According to the AP News, multiple immigrants who recently enlisted in the U.S. Army after being promised a path to citizenship by recruiters are now being abruptly discharged, many without warning or explanation. Immigration attorneys are saying they currently know of more than 40 service members who have been discharged or whose status has become questionable, putting their futures in jeopardy and betraying their trust.
The service members affected by the recent discharges were all recruited under a special program designed to enlist medical specialists and fluent speakers of 44 much needed languages to “recognize their contribution and sacrifice,” according to the Department of Defense.
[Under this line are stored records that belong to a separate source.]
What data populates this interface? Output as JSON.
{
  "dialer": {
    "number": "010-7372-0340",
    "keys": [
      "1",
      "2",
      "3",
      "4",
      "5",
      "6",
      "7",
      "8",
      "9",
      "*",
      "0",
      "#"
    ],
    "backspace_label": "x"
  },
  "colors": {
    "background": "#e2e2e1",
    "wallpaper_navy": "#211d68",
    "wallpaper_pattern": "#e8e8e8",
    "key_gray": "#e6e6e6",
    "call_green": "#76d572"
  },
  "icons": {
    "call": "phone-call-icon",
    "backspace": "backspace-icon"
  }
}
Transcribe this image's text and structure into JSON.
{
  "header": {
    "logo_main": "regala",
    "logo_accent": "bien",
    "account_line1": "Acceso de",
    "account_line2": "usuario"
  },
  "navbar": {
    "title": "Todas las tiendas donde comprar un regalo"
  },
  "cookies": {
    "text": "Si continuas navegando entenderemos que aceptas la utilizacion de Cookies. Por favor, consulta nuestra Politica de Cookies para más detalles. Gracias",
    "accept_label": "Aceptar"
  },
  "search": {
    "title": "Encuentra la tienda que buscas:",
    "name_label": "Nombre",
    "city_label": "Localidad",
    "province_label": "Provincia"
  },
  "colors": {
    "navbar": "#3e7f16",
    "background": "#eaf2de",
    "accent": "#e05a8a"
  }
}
In a statement regarding the discharges, the DOD stated, “All service members (i.e. contracted recruits, active duty, Guard and Reserve) and those with an honorable discharge are protected from deportation.”
However, immigration attorneys told the AP that the discharged immigrants had their contracts canceled and their files noted as an “uncharacterized discharge,” which is neither dishonorable nor honorable.
According to Time, Alaska-based immigration attorney Margaret Stock confirmed this factor, saying while all of those booted thus far had signed enlistment contracts and taken an Army oath, none had yet entered boot camp and earned their honorable service designation. The lack of designation means they cannot become naturalized citizens, leaving them in limbo and in danger of deportation.
Stock, a retired Army Reserve lieutenant colonel who helped create the immigrant recruitment program, says she’s been receiving dozens of calls from the affected service-members who found their contracts canceled. Some were in a delayed entry program, while others were reservists who had already been receiving pay, undergoing training, and attending unit drills.
The individuals were informed simply that the Defense Department had “not managed to put them through extensive background checks,” says Stock, so by default, they did not meet background check requirements. She calls it a vicious cycle, saying,
“Immigrants have been serving in the Army since 1775. We wouldn’t have won the revolution without immigrants. And we’re not going to win the global war on terrorism today without immigrants.”
Reservist Lucas Calixto is a Brazilian immigrant who came to the U.S. when he was 12, and lives in Massachusetts. He had just been promoted to private second class when he learned he was being kicked out. Calixto, 28, says he doesn’t understand why he’s being discharged, and the great feeling he had when he enlisted is going down the drain.
“It was my dream to serve in the military. Since this country has been so good to me, I thought it was the least I could do to give back to my adopted country and serve in the United States military.”
Calixto’s dream is now dashed, and he filed a lawsuit against the Army last week.